Frequency of events reported, feedback about error, and organizational learning levels were all quite low (Table (Table4).4). In various types of hospitals and in rest homes, personnel surveyed by other researchers expressed concerns about application of punitive approaches [13,24,26]. In a study by Kim and colleagues, nurses were found to be inattentive to the "possible occurrence" of medical error, and a lack of open communication was reported . If there is no system in place to report events and personnel have an intensive workload, reporting of events will be difficult . Some studies reveal higher percentages of positive opinions about organizational learning, event reporting and open communication [23,28].
Management can show its support for patient safety by maintaining open communication, educating personnel, delegating the workers to identify and correct risks, stating that patient safety is a shared responsibility, and providing adequate resources . This study shows that physicians and nurses consider management support to be inadequate for patient safety (Table (Table4).4). While there are studies that report similar results [23,25,26,29], there are other studies in which personnel report that management support was adequate . Scarcity in number of personnel and inexperience will weaken the ability of a healthcare facility to provide patient safety.
If healthcare personnel's perception of patient safety culture is generally lower than the benchmark score  in hospitals with 400 or more beds, they will also have higher scores in dimensions such as "overall perception of patient safety" and "handoffs and transitions" (Table (Table4).4). While this can be due to cultural differences, it can also be due to the reluctance of healthcare personnel to express negative opinions about their workplaces. In other studies that report a low patient safety culture level, "overall perception of patient safety" and "handoffs and transitions" dimensions were also problematic [13,24,26]. Alterations in communication mechanisms during handoffs and a lack of standards in doing so cause patient safety problems .
The factor structures of the Turkish and American "Hospital Survey on Patient Safety Culture" are almost identical. The main part of the factor structure is the same, and all items were kept. There are only small shifts among items across factors. Undeniably, Turkish factors show a lower internal consistency than those in the American study, excluding only two factors. This study demonstrates that this translated "Hospital Survey on Patient Safety Culture" is an appropriate instrument to assess patient safety culture in Turkish hospitals.
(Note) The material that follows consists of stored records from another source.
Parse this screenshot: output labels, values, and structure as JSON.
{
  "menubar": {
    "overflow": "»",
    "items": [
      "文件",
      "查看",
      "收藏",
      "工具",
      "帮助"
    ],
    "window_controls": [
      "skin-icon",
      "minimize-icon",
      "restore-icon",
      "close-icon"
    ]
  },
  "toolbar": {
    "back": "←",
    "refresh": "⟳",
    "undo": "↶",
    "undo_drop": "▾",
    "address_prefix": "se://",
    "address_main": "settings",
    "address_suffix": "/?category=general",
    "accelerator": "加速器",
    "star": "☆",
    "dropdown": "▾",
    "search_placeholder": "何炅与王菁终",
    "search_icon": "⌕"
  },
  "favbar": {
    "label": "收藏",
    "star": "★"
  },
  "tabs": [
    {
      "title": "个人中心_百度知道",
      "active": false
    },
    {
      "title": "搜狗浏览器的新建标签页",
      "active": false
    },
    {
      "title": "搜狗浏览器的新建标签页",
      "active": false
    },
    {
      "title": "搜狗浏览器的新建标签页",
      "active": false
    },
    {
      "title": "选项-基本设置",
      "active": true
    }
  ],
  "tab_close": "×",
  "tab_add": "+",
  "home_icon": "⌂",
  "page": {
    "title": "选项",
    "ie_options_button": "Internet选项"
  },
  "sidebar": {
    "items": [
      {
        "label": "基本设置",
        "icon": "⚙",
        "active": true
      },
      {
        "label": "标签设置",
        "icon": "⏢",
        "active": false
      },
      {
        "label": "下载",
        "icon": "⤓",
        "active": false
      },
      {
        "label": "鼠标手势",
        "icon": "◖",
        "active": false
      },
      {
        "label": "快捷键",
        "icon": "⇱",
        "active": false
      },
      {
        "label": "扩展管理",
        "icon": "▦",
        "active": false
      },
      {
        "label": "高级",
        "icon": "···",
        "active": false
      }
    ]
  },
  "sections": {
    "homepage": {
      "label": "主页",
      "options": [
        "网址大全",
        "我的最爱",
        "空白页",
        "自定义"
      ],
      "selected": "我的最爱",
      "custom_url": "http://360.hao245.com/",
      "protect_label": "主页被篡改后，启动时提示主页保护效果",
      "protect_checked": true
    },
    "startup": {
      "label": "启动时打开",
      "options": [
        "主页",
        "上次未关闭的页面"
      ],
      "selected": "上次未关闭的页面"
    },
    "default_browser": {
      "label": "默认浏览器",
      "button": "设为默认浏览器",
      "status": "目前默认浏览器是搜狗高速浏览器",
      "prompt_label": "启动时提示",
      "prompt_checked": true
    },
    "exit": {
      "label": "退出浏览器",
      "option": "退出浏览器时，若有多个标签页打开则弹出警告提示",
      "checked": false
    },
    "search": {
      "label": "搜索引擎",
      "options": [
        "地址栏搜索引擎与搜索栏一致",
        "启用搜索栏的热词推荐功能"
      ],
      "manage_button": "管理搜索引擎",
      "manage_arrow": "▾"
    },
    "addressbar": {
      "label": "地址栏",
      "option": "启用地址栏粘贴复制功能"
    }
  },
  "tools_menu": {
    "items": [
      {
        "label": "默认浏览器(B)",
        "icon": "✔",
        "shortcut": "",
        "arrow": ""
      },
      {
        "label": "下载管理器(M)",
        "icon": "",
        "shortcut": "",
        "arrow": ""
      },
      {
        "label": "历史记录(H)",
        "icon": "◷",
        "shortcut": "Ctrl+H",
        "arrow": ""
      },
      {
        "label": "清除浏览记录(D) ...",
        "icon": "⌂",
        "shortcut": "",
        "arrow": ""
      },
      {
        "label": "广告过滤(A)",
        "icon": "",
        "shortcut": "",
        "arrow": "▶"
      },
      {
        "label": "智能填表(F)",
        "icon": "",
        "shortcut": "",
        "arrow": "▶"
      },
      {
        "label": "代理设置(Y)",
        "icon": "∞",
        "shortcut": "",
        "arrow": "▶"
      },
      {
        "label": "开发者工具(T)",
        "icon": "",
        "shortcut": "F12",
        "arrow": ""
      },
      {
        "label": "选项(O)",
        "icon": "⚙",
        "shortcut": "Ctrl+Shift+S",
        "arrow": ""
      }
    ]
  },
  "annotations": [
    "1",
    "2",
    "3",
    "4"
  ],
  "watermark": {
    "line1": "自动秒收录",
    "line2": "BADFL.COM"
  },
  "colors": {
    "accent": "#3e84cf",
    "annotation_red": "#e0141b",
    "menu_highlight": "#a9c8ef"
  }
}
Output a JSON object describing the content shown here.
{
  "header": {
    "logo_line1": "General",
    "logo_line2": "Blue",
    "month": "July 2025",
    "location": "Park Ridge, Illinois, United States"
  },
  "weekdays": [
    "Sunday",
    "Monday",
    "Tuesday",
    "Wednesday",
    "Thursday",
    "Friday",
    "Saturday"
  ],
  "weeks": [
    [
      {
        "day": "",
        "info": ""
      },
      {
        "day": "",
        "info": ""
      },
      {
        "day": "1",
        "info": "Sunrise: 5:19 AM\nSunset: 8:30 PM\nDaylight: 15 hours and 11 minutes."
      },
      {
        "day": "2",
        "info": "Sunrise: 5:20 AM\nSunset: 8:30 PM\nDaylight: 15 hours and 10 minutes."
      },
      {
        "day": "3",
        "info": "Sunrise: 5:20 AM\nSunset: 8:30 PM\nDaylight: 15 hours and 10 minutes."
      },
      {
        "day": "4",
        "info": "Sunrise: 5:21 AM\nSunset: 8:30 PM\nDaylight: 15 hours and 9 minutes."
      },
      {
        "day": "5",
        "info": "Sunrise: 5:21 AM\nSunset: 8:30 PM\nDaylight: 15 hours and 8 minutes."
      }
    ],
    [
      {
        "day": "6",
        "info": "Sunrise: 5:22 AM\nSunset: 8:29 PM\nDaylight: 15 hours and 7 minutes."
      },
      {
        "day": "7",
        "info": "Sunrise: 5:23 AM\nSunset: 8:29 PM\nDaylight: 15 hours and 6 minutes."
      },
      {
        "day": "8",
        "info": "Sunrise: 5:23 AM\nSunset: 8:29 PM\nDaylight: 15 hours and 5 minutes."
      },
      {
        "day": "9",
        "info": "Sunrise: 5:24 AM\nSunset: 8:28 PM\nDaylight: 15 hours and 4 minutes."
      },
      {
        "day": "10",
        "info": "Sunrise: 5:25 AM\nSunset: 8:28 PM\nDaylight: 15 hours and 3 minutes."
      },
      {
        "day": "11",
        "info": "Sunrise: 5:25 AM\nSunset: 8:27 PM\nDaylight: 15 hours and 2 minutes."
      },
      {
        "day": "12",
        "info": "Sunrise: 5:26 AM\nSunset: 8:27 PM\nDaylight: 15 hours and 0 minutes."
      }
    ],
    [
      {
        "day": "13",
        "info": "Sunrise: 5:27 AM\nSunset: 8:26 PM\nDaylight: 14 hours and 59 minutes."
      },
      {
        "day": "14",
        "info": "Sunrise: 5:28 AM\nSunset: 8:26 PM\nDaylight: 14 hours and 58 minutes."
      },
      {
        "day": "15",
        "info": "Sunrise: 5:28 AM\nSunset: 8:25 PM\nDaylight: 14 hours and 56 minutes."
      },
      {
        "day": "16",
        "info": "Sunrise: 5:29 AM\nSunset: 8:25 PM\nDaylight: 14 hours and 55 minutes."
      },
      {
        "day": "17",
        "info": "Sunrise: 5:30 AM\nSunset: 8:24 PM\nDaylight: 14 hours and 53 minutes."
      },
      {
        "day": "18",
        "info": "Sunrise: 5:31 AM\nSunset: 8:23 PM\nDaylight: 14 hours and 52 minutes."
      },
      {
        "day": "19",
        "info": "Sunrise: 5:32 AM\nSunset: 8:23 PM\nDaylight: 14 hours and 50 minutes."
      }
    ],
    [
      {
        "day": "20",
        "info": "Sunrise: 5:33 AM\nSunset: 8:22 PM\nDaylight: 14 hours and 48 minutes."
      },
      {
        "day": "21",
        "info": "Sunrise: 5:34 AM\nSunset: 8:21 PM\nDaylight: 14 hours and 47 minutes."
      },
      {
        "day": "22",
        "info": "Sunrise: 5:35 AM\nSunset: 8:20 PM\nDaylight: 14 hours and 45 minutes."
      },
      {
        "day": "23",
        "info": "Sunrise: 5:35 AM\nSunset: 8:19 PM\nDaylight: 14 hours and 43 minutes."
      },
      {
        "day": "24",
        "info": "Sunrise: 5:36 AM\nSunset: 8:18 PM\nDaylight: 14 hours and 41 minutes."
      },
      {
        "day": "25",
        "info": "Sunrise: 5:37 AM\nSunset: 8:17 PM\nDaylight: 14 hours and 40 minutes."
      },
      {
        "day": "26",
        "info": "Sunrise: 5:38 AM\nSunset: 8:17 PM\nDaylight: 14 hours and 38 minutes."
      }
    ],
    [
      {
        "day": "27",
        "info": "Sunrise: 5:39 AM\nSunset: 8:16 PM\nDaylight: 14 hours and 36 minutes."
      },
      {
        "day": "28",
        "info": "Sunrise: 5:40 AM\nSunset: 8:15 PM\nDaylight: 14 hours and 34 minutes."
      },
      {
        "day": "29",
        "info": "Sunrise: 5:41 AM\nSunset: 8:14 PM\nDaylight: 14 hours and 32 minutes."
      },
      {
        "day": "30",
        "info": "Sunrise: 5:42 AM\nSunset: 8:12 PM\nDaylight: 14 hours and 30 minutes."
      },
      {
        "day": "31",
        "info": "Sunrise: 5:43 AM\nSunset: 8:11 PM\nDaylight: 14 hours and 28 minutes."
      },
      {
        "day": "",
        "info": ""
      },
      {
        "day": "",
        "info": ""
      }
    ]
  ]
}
Determining the patient safety culture level should be a continuous process. Hospitals in Turkey need to continue to make improvements to their patient safety culture. The first step should be obtaining the support of the administration and assuming a non-punitive approach to those who make and report medical errors. If the problem of personnel not reporting events is to be resolved, any barriers to reporting should be identified and addressed.
The authors declare that they have no competing interests.
SB performed the statistical analyses and interpretation of the data, and wrote the manuscript. EF coordinated the translation procedure of the questionnaire, collected the data, and contributed to interpretation of the data. SB and EF read and approved the final manuscript.
The pre-publication history for this paper can be accessed here:
The authors would like to thank J. Sorra for all her contributions in supervising the English translation of the Turkish version of the survey to ensure its accuracy and conformity.